- _EXERCISE DESCRIPTION_: Print every entry exactly once more, omitting each picture.

[[ RECORDS SHOWN open ]]

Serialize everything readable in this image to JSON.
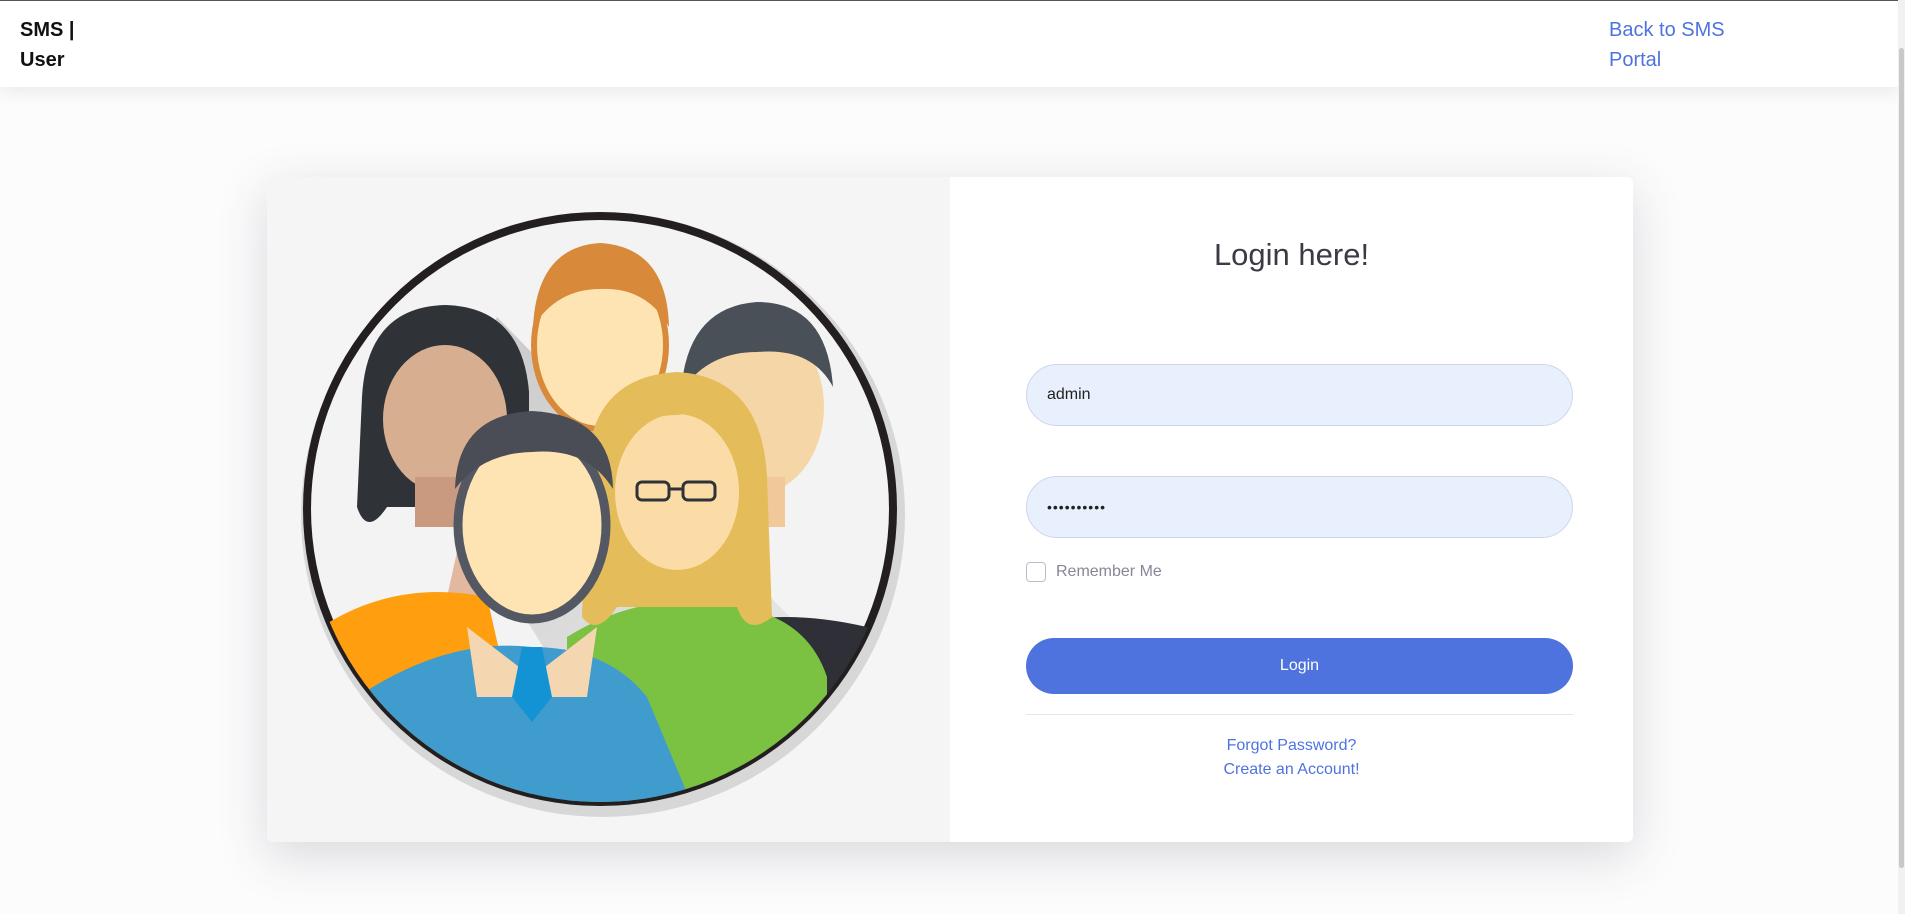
{
  "header": {
    "brand_line1": "SMS |",
    "brand_line2": "User",
    "back_link_line1": "Back to SMS",
    "back_link_line2": "Portal"
  },
  "login": {
    "title": "Login here!",
    "username_value": "admin",
    "password_value": "••••••••••",
    "remember_label": "Remember Me",
    "remember_checked": false,
    "login_button": "Login",
    "forgot_link": "Forgot Password?",
    "create_link": "Create an Account!"
  },
  "illustration": {
    "icon": "user-group-avatars-illustration"
  },
  "colors": {
    "primary": "#4e73df",
    "input_bg": "#e8f0fe",
    "muted_text": "#858796"
  }
}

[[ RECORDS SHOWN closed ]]

- _ANSWER SECTION_:
Serialize everything readable in this image to JSON.
{
  "header": {
    "brand_line1": "SMS |",
    "brand_line2": "User",
    "back_link_line1": "Back to SMS",
    "back_link_line2": "Portal"
  },
  "login": {
    "title": "Login here!",
    "username_value": "admin",
    "password_value": "••••••••••",
    "remember_label": "Remember Me",
    "remember_checked": false,
    "login_button": "Login",
    "forgot_link": "Forgot Password?",
    "create_link": "Create an Account!"
  },
  "illustration": {
    "icon": "user-group-avatars-illustration"
  },
  "colors": {
    "primary": "#4e73df",
    "input_bg": "#e8f0fe",
    "muted_text": "#858796"
  }
}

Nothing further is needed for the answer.